This clear legal interpretation was confirmed in a judgment entered by the North Carolina Historical Commission, the body with exclusive jurisdiction under the HPA or “Monuments Law” related to temporary or permanent removal of monuments owned by the state or political subdivision of the state, at a formal commission meeting held on August 22, 2018. At that meeting, it examined a proposal from Governor Cooper incorporating that incorrect interpretation to relocate the three Confederate monuments from the State Capitol grounds. Interestingly, the vote supporting the correct interpretation of the HPA, and against Governor Cooper, was a 9 to 2 decision, which included support from members of the Commission appointed by the governor. And the monuments remained in place legally until the Monuments Law was violated by Governor Cooper’s order.

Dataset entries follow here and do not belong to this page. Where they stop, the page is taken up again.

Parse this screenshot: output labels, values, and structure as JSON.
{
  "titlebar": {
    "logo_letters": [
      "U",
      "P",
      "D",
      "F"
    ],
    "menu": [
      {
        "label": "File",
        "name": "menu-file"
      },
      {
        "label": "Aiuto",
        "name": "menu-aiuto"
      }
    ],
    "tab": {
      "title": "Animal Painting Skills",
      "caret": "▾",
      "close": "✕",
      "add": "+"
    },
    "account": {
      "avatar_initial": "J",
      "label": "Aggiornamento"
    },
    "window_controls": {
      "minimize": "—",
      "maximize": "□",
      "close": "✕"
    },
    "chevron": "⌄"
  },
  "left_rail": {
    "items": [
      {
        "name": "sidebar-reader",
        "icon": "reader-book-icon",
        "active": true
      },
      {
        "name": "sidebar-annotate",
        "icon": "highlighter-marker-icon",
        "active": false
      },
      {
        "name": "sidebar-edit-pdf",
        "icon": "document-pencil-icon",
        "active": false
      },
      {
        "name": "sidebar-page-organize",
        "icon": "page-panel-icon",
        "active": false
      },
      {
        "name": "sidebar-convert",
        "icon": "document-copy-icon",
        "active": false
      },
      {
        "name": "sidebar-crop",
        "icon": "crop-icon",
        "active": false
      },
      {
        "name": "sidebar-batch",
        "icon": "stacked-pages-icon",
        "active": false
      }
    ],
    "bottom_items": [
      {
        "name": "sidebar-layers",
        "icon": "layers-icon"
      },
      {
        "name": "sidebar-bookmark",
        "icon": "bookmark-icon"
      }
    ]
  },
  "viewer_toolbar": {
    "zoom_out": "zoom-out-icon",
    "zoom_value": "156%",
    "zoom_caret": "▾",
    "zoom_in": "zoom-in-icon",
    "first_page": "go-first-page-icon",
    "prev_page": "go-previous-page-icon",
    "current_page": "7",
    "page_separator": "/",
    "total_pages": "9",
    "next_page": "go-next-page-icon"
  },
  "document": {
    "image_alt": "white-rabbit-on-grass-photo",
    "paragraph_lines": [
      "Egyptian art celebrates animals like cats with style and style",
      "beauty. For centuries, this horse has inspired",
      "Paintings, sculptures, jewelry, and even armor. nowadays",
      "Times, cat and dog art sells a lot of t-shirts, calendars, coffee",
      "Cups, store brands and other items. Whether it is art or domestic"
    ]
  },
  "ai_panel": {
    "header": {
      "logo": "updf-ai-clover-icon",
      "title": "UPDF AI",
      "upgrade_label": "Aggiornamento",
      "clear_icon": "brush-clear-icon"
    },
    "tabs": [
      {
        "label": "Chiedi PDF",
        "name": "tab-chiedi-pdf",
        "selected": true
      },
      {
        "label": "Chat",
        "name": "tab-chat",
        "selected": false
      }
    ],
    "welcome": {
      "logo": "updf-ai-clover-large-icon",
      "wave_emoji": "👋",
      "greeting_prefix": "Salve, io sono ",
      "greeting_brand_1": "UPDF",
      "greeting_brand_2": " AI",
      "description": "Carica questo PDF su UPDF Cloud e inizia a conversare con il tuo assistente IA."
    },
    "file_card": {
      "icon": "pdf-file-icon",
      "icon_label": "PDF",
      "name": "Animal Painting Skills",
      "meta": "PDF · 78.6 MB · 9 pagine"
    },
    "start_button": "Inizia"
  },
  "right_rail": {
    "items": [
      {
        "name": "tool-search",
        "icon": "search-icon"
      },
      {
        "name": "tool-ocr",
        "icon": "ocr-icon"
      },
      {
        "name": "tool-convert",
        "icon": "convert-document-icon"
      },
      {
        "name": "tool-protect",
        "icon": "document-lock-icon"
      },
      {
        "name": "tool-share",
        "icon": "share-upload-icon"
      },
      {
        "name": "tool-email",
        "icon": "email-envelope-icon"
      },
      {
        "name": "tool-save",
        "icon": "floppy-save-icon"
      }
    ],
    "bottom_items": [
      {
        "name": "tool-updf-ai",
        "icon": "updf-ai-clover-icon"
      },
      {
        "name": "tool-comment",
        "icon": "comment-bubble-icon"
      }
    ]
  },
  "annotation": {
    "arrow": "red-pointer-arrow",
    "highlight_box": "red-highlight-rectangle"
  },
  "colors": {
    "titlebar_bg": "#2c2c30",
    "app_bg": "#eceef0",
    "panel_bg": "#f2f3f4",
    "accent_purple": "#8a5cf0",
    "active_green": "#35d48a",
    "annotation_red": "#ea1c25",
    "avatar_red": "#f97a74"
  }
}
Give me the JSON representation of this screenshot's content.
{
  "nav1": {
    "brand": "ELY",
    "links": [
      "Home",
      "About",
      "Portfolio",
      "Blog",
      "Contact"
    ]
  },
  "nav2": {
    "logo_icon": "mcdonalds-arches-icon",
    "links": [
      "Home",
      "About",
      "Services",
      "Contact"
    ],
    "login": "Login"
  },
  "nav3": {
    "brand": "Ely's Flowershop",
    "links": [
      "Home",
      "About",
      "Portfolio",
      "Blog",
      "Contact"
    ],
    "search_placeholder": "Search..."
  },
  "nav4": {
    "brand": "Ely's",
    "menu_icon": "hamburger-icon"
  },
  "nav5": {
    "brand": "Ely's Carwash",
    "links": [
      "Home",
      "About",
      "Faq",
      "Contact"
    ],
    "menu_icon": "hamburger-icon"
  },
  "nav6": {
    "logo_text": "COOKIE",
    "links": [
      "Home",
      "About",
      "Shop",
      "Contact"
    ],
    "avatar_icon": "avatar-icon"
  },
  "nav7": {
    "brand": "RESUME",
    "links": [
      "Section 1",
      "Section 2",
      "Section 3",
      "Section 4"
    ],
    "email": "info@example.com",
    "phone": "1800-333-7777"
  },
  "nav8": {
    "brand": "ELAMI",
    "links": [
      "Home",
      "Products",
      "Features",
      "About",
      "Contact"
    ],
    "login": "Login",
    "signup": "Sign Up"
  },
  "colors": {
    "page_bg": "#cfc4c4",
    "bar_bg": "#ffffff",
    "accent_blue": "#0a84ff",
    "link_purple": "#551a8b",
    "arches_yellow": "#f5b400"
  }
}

We sincerely stress that actions taken in derogation of the law because of violent mobs, rioters, protestors or vandals cannot be supported. In this case, the law clearly supports the monuments remaining in place. Please understand we wish to work with localities within the state, but we do ask that they abide by the controlling principle in our republic, that if laws passed by a state legislature are ignored, then the mob controls thereby making ineffectual the rule of law. Accordingly, it is up to you to ensure law enforcement protects the monuments located within your jurisdiction as required under N.C. Gen. Stat. § 100-2.1 Further, the State and its political subdivisions have an obligation to hold all of those who act in a lawless manner, whether in direct violation of the HPA or other state laws — accountable. As we are a nation of laws, there is a prohibition against rewarding those who willingly break such laws by failing to enforce the very laws they violate. If local governments wish to move theses statues, they need to either present their case before the North Carolina Historical Commission or work to have the law changed. We respectfully ask you not ignore the law or cynically attempt to say the law allows action that it clearly does not.